  • Singita Explore Tented Camp: Intimacy is made easy at Singita’s Explore Tented Camp, which accommodates a maximum of only 12 guests in its six rustic chic safari tents. As an exclusive-use camp, every experience at Singita Explore is tailored to maximize pleasure, comfort and ease, and the plush bedding, superior service, and fine cuisine create an indulgent atmosphere that makes every single visitor feel like the guest of honor.
  • Singita Faru Faru: Built on the Grumeti Reserve in northern Tanzania, which forms part of the Serengeti Mara Ecosystem, Singita Faru Faru is located along a migratory route traversed annually by more than a million wildebeest, allowing guests direct proximity to some of the region’s most beloved natural species. Such closeness to wilderness has also influenced the lodge’s look and feel: an informal, organic design featuring some quirky flourishes that might have been found in the camp of a turn of the century botanist or wildlife explorer. But the amenities offered—luxury spa, designer boutique and gift shop, and world-class wine cellar—are far from rustic, and completely contemporary.

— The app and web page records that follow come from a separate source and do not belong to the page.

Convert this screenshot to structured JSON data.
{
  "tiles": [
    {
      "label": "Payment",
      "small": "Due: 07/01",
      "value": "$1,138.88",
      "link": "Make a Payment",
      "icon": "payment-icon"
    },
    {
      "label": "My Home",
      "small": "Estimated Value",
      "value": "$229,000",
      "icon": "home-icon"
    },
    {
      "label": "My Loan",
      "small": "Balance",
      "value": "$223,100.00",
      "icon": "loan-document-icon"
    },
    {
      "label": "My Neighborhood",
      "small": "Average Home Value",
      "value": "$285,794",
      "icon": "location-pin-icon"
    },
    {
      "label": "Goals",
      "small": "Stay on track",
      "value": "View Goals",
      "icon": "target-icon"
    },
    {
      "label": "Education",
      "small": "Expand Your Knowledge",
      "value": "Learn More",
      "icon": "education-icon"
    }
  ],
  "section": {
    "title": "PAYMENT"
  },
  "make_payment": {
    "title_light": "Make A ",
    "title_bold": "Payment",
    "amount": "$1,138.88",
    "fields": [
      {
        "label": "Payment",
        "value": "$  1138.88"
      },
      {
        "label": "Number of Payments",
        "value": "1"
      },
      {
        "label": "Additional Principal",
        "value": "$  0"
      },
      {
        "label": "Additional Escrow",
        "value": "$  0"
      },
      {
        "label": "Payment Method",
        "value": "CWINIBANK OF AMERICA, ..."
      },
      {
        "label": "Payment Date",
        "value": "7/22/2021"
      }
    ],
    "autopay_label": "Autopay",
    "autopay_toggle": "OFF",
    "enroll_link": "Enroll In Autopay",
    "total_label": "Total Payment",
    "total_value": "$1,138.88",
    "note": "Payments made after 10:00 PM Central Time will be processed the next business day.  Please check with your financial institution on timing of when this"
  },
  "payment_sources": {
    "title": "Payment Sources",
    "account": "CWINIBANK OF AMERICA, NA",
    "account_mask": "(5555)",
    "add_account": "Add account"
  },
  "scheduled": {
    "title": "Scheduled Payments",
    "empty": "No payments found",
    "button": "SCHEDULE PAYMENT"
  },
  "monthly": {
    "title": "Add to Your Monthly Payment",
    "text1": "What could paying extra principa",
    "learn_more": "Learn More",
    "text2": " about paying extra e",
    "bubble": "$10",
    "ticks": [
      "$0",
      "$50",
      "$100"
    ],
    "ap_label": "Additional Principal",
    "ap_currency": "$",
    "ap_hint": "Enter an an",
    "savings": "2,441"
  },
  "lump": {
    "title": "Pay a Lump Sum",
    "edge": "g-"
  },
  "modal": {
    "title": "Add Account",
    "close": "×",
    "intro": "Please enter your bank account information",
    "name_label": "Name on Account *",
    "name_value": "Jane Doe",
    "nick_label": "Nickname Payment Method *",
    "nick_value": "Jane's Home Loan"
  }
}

  • Kujwana Camp: Situated on the banks of the Xudum River in the Okavango Delta, each of the six spacious safari tents at Kujwana Camp is classically furnished and equipped en-suite. Kujwana’s handcrafted wooden furnishings and wool rugs reflect an authentic bush safari spirit, and the camp also features a common area tree house where guests can mingle, observe the River’s busy birdlife, and take in sweeping sunset views.

  • The best months for riding safaris vary depending on location but are generally during the continent’s fall and winter months, from May until the end of August. During this time there is little rain and the evenings and mornings are cool, ranging from 45 degreed F to 75 degrees F at midday.
  • Minimum ability recommended for riding safaris is the ability to trot comfortably at length, and many riding safaris have a weight-limit that is typically between 200-220 lbs.
  • Riding safaris require 4-8 hours of riding each day. If you like to ride but do not want to commit to riding at this length, a combination safari that includes walking, riding, and 4x4 game drives is a good alternative. Non-riders in your group can also easily be accommodated with game drives and walking safaris. 
  • Lodges in Africa use English tack, though some will include Western or hybrid saddle options. Riders with a preference should investigate offerings ahead of time.
  • All individuals travelling with children under the age of 18 will need to produce a birth certificate when entering South Africa. Please click here for more info.